    He means the old-school "Motorola Stud" antennas - like the old MX's Sabers, GP300, basically everything past the HT220, which used a larger stud, up to the Jedi series which were the first to use SMA for all radios. Some radios before Jedi used SMA but notably only the 800 and 900 MHz units, the MX800, STX, GTX, MTX800, MTX900 all used the current SMA that nearly all Motorola's use now.

    The stud was almost exactly the same size as the SMA's are, but had a more coarse thread and would tear the crap out of the threads if you tried to screw in the wrong one! Later Motorola Stud antennas had a drilled-out hole so they wouldn't mash the pins of SMA's if you got the wrong one, but it would still cross-thread. The only drag about the stud antennas was no ground, it was antenna center hot conductor only. Some radios like the P50 had a nice ground ring around the hole that a special adapter could contact for a good ground if needed but the antennas had no ground coupling, they just floated.

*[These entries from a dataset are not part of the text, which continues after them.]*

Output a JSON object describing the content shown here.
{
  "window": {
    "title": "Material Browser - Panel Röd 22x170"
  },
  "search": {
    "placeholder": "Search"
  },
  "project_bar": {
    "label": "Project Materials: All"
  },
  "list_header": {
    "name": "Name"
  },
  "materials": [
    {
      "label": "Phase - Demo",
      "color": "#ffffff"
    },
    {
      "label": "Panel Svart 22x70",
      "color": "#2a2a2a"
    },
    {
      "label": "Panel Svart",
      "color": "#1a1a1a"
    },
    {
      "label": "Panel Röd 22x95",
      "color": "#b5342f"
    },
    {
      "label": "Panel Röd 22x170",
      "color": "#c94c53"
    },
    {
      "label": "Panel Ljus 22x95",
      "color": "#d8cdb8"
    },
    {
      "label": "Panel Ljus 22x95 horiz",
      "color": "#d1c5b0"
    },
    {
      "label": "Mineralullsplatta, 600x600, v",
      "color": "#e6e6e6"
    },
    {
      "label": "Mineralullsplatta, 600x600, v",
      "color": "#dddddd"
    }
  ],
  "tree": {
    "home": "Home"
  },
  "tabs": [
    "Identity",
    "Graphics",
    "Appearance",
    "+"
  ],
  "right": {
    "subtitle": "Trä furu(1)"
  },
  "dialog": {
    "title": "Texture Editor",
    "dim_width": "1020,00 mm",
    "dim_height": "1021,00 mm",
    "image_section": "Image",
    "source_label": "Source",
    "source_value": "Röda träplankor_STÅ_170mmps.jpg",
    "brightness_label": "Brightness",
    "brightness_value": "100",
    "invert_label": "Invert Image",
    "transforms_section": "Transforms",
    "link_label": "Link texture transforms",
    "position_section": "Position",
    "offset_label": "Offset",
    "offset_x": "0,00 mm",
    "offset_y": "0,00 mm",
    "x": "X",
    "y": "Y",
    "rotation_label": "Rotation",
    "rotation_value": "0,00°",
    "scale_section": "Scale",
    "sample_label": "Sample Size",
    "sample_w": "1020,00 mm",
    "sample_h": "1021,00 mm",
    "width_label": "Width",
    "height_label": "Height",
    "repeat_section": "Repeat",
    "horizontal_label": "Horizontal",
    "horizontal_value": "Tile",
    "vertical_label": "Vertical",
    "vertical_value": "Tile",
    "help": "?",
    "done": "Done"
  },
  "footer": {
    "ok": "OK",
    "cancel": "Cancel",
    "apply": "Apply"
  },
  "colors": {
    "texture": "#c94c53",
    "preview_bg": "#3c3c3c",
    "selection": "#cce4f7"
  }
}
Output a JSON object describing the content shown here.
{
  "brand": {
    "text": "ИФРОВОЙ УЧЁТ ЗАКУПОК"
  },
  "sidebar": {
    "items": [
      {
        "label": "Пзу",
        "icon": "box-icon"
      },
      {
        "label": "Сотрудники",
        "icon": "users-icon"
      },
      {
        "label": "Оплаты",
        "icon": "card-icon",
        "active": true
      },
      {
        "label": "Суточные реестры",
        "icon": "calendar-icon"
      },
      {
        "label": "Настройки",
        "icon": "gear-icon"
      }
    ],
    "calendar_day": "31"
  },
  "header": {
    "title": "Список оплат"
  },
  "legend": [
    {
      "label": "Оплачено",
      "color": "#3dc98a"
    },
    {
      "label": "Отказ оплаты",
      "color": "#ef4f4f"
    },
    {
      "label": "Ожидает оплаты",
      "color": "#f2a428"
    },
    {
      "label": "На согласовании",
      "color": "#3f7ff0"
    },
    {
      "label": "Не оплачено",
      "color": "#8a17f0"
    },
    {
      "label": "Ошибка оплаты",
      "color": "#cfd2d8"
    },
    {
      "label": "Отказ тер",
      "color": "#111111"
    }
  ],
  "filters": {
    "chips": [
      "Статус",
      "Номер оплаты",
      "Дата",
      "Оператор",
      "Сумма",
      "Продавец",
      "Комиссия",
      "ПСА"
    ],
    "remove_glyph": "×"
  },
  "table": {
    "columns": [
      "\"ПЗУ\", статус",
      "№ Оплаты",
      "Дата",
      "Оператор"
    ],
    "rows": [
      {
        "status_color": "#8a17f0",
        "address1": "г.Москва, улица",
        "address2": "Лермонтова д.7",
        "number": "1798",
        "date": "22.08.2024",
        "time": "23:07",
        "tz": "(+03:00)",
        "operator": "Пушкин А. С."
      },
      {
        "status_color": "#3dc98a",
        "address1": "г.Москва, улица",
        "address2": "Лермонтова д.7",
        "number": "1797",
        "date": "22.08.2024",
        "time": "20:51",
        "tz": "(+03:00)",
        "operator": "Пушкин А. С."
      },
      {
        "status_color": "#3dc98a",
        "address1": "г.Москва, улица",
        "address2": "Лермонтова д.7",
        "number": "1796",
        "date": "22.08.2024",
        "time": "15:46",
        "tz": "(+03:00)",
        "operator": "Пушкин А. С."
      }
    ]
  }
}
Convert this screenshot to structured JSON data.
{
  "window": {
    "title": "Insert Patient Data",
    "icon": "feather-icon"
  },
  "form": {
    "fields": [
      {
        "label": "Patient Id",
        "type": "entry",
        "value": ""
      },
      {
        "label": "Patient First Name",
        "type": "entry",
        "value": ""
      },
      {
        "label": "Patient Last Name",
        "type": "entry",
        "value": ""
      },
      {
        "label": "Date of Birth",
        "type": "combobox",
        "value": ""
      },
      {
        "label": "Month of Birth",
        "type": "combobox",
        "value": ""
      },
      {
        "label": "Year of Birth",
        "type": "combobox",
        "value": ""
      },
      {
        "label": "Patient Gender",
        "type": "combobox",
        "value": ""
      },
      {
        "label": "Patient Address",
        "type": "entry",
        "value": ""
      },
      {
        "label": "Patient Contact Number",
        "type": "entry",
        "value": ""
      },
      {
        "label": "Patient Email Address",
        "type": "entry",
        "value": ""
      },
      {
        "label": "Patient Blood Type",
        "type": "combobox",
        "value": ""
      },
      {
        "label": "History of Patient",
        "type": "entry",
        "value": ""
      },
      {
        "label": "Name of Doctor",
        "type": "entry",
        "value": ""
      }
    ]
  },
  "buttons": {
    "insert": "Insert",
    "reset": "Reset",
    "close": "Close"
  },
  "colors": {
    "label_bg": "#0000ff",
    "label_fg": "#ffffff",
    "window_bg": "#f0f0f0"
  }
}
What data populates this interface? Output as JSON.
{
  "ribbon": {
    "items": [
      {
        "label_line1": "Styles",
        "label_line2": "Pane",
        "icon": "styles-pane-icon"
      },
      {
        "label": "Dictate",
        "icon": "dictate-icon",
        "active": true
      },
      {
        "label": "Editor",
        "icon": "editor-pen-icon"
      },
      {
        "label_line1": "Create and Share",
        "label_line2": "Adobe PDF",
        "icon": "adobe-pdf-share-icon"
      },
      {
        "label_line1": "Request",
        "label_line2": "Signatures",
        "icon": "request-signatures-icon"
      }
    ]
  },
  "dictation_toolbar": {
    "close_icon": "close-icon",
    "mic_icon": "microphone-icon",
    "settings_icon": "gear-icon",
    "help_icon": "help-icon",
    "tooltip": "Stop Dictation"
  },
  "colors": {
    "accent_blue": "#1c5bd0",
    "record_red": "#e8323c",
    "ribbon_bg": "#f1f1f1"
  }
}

    They may have free floated, but the sure as S**t sounded better when using CVSD compared to the Astro series radios.

    I miss my old VHF Securenet Sabers, they kicked arse. I just don't miss the MS-DOS based RSS.